■ Exercise objective ■
Output the data below exactly, down to the last character.

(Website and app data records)

*** Begin section ***

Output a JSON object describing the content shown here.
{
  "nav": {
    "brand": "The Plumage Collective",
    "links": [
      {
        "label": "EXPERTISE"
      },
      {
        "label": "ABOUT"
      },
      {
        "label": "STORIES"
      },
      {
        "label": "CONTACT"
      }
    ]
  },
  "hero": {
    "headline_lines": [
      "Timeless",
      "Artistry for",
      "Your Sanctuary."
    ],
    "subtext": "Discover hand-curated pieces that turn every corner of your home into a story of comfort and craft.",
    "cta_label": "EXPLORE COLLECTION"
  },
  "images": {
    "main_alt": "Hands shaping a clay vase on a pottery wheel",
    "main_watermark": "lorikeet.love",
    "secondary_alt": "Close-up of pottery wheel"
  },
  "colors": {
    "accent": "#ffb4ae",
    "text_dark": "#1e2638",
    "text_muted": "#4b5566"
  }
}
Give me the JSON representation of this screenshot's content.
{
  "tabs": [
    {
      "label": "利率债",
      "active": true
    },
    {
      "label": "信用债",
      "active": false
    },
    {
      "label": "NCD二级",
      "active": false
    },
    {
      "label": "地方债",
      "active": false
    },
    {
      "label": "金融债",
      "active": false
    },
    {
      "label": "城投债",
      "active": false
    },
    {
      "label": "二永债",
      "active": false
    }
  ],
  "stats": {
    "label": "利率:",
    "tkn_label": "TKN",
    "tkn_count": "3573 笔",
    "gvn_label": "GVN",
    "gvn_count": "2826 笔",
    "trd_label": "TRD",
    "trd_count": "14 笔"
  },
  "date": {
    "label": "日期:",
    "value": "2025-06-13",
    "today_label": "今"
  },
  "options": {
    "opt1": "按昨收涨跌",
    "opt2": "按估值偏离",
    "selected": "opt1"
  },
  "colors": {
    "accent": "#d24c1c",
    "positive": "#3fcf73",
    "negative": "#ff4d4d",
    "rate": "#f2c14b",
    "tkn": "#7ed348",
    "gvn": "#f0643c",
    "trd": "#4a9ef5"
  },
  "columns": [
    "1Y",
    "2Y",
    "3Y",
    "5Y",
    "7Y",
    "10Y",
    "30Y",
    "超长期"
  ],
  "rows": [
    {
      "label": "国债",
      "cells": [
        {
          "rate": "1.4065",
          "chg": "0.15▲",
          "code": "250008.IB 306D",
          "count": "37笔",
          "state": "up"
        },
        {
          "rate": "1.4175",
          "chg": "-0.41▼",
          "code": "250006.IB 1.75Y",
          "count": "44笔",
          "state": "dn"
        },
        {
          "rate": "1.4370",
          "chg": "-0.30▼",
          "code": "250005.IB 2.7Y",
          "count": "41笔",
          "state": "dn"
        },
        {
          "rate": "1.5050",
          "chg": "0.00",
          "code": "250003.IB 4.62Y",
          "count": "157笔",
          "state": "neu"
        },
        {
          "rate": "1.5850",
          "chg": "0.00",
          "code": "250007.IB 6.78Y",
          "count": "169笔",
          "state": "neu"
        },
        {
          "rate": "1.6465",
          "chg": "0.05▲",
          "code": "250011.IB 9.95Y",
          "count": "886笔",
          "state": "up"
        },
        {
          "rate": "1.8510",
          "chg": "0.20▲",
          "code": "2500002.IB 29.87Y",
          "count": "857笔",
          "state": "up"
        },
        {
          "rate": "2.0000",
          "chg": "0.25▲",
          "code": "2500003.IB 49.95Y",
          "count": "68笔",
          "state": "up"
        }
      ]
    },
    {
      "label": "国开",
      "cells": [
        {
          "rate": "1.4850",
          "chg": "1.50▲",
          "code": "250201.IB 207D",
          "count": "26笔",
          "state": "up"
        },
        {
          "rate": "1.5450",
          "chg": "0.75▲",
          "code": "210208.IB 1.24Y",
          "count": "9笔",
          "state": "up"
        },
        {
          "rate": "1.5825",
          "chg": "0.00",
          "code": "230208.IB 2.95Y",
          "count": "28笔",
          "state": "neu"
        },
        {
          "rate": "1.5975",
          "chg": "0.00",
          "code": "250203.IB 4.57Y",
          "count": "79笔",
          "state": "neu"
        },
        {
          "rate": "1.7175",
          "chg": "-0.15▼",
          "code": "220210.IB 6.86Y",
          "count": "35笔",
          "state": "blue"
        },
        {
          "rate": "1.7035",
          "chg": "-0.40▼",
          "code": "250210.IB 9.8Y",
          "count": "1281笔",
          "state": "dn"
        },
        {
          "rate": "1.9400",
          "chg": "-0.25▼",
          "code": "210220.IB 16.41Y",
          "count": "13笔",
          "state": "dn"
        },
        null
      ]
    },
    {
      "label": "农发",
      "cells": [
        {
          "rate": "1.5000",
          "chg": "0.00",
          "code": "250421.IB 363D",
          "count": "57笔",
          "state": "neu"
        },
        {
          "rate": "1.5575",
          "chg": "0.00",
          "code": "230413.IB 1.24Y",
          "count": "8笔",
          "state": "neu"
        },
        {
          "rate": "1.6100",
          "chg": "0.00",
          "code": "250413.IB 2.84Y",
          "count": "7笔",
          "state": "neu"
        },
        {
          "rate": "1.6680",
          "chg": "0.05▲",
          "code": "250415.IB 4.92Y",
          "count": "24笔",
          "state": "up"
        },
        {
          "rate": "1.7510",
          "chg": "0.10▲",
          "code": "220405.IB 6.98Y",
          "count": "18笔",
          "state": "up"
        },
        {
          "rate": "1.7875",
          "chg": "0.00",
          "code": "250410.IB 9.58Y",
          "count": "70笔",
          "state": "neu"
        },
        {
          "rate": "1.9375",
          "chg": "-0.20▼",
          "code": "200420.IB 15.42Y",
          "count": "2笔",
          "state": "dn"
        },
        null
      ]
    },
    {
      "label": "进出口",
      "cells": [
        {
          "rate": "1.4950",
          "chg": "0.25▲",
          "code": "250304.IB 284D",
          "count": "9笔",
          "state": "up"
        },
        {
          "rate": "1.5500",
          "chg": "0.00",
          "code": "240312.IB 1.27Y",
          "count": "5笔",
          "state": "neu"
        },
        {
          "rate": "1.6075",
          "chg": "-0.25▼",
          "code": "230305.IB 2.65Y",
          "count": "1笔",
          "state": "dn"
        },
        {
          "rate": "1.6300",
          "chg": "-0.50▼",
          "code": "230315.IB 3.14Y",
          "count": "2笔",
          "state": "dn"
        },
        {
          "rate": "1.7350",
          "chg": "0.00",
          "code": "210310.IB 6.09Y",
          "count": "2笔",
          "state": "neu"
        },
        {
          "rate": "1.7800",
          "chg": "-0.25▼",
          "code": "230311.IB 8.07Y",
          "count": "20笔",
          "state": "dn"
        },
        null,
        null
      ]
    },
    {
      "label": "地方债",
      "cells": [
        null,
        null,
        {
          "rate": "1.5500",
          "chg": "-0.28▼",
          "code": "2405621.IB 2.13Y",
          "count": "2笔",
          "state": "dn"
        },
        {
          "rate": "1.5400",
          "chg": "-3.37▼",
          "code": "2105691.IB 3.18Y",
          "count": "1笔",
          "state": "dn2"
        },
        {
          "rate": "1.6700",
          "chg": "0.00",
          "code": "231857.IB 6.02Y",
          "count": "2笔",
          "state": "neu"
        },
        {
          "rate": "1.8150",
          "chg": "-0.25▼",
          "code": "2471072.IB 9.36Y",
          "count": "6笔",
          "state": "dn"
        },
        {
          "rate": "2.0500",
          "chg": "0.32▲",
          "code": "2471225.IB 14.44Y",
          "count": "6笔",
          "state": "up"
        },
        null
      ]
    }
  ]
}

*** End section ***

■ Answer box ■
Output a JSON object describing the content shown here.
{
  "nav": {
    "brand": "The Plumage Collective",
    "links": [
      {
        "label": "EXPERTISE"
      },
      {
        "label": "ABOUT"
      },
      {
        "label": "STORIES"
      },
      {
        "label": "CONTACT"
      }
    ]
  },
  "hero": {
    "headline_lines": [
      "Timeless",
      "Artistry for",
      "Your Sanctuary."
    ],
    "subtext": "Discover hand-curated pieces that turn every corner of your home into a story of comfort and craft.",
    "cta_label": "EXPLORE COLLECTION"
  },
  "images": {
    "main_alt": "Hands shaping a clay vase on a pottery wheel",
    "main_watermark": "lorikeet.love",
    "secondary_alt": "Close-up of pottery wheel"
  },
  "colors": {
    "accent": "#ffb4ae",
    "text_dark": "#1e2638",
    "text_muted": "#4b5566"
  }
}
Give me the JSON representation of this screenshot's content.
{
  "tabs": [
    {
      "label": "利率债",
      "active": true
    },
    {
      "label": "信用债",
      "active": false
    },
    {
      "label": "NCD二级",
      "active": false
    },
    {
      "label": "地方债",
      "active": false
    },
    {
      "label": "金融债",
      "active": false
    },
    {
      "label": "城投债",
      "active": false
    },
    {
      "label": "二永债",
      "active": false
    }
  ],
  "stats": {
    "label": "利率:",
    "tkn_label": "TKN",
    "tkn_count": "3573 笔",
    "gvn_label": "GVN",
    "gvn_count": "2826 笔",
    "trd_label": "TRD",
    "trd_count": "14 笔"
  },
  "date": {
    "label": "日期:",
    "value": "2025-06-13",
    "today_label": "今"
  },
  "options": {
    "opt1": "按昨收涨跌",
    "opt2": "按估值偏离",
    "selected": "opt1"
  },
  "colors": {
    "accent": "#d24c1c",
    "positive": "#3fcf73",
    "negative": "#ff4d4d",
    "rate": "#f2c14b",
    "tkn": "#7ed348",
    "gvn": "#f0643c",
    "trd": "#4a9ef5"
  },
  "columns": [
    "1Y",
    "2Y",
    "3Y",
    "5Y",
    "7Y",
    "10Y",
    "30Y",
    "超长期"
  ],
  "rows": [
    {
      "label": "国债",
      "cells": [
        {
          "rate": "1.4065",
          "chg": "0.15▲",
          "code": "250008.IB 306D",
          "count": "37笔",
          "state": "up"
        },
        {
          "rate": "1.4175",
          "chg": "-0.41▼",
          "code": "250006.IB 1.75Y",
          "count": "44笔",
          "state": "dn"
        },
        {
          "rate": "1.4370",
          "chg": "-0.30▼",
          "code": "250005.IB 2.7Y",
          "count": "41笔",
          "state": "dn"
        },
        {
          "rate": "1.5050",
          "chg": "0.00",
          "code": "250003.IB 4.62Y",
          "count": "157笔",
          "state": "neu"
        },
        {
          "rate": "1.5850",
          "chg": "0.00",
          "code": "250007.IB 6.78Y",
          "count": "169笔",
          "state": "neu"
        },
        {
          "rate": "1.6465",
          "chg": "0.05▲",
          "code": "250011.IB 9.95Y",
          "count": "886笔",
          "state": "up"
        },
        {
          "rate": "1.8510",
          "chg": "0.20▲",
          "code": "2500002.IB 29.87Y",
          "count": "857笔",
          "state": "up"
        },
        {
          "rate": "2.0000",
          "chg": "0.25▲",
          "code": "2500003.IB 49.95Y",
          "count": "68笔",
          "state": "up"
        }
      ]
    },
    {
      "label": "国开",
      "cells": [
        {
          "rate": "1.4850",
          "chg": "1.50▲",
          "code": "250201.IB 207D",
          "count": "26笔",
          "state": "up"
        },
        {
          "rate": "1.5450",
          "chg": "0.75▲",
          "code": "210208.IB 1.24Y",
          "count": "9笔",
          "state": "up"
        },
        {
          "rate": "1.5825",
          "chg": "0.00",
          "code": "230208.IB 2.95Y",
          "count": "28笔",
          "state": "neu"
        },
        {
          "rate": "1.5975",
          "chg": "0.00",
          "code": "250203.IB 4.57Y",
          "count": "79笔",
          "state": "neu"
        },
        {
          "rate": "1.7175",
          "chg": "-0.15▼",
          "code": "220210.IB 6.86Y",
          "count": "35笔",
          "state": "blue"
        },
        {
          "rate": "1.7035",
          "chg": "-0.40▼",
          "code": "250210.IB 9.8Y",
          "count": "1281笔",
          "state": "dn"
        },
        {
          "rate": "1.9400",
          "chg": "-0.25▼",
          "code": "210220.IB 16.41Y",
          "count": "13笔",
          "state": "dn"
        },
        null
      ]
    },
    {
      "label": "农发",
      "cells": [
        {
          "rate": "1.5000",
          "chg": "0.00",
          "code": "250421.IB 363D",
          "count": "57笔",
          "state": "neu"
        },
        {
          "rate": "1.5575",
          "chg": "0.00",
          "code": "230413.IB 1.24Y",
          "count": "8笔",
          "state": "neu"
        },
        {
          "rate": "1.6100",
          "chg": "0.00",
          "code": "250413.IB 2.84Y",
          "count": "7笔",
          "state": "neu"
        },
        {
          "rate": "1.6680",
          "chg": "0.05▲",
          "code": "250415.IB 4.92Y",
          "count": "24笔",
          "state": "up"
        },
        {
          "rate": "1.7510",
          "chg": "0.10▲",
          "code": "220405.IB 6.98Y",
          "count": "18笔",
          "state": "up"
        },
        {
          "rate": "1.7875",
          "chg": "0.00",
          "code": "250410.IB 9.58Y",
          "count": "70笔",
          "state": "neu"
        },
        {
          "rate": "1.9375",
          "chg": "-0.20▼",
          "code": "200420.IB 15.42Y",
          "count": "2笔",
          "state": "dn"
        },
        null
      ]
    },
    {
      "label": "进出口",
      "cells": [
        {
          "rate": "1.4950",
          "chg": "0.25▲",
          "code": "250304.IB 284D",
          "count": "9笔",
          "state": "up"
        },
        {
          "rate": "1.5500",
          "chg": "0.00",
          "code": "240312.IB 1.27Y",
          "count": "5笔",
          "state": "neu"
        },
        {
          "rate": "1.6075",
          "chg": "-0.25▼",
          "code": "230305.IB 2.65Y",
          "count": "1笔",
          "state": "dn"
        },
        {
          "rate": "1.6300",
          "chg": "-0.50▼",
          "code": "230315.IB 3.14Y",
          "count": "2笔",
          "state": "dn"
        },
        {
          "rate": "1.7350",
          "chg": "0.00",
          "code": "210310.IB 6.09Y",
          "count": "2笔",
          "state": "neu"
        },
        {
          "rate": "1.7800",
          "chg": "-0.25▼",
          "code": "230311.IB 8.07Y",
          "count": "20笔",
          "state": "dn"
        },
        null,
        null
      ]
    },
    {
      "label": "地方债",
      "cells": [
        null,
        null,
        {
          "rate": "1.5500",
          "chg": "-0.28▼",
          "code": "2405621.IB 2.13Y",
          "count": "2笔",
          "state": "dn"
        },
        {
          "rate": "1.5400",
          "chg": "-3.37▼",
          "code": "2105691.IB 3.18Y",
          "count": "1笔",
          "state": "dn2"
        },
        {
          "rate": "1.6700",
          "chg": "0.00",
          "code": "231857.IB 6.02Y",
          "count": "2笔",
          "state": "neu"
        },
        {
          "rate": "1.8150",
          "chg": "-0.25▼",
          "code": "2471072.IB 9.36Y",
          "count": "6笔",
          "state": "dn"
        },
        {
          "rate": "2.0500",
          "chg": "0.32▲",
          "code": "2471225.IB 14.44Y",
          "count": "6笔",
          "state": "up"
        },
        null
      ]
    }
  ]
}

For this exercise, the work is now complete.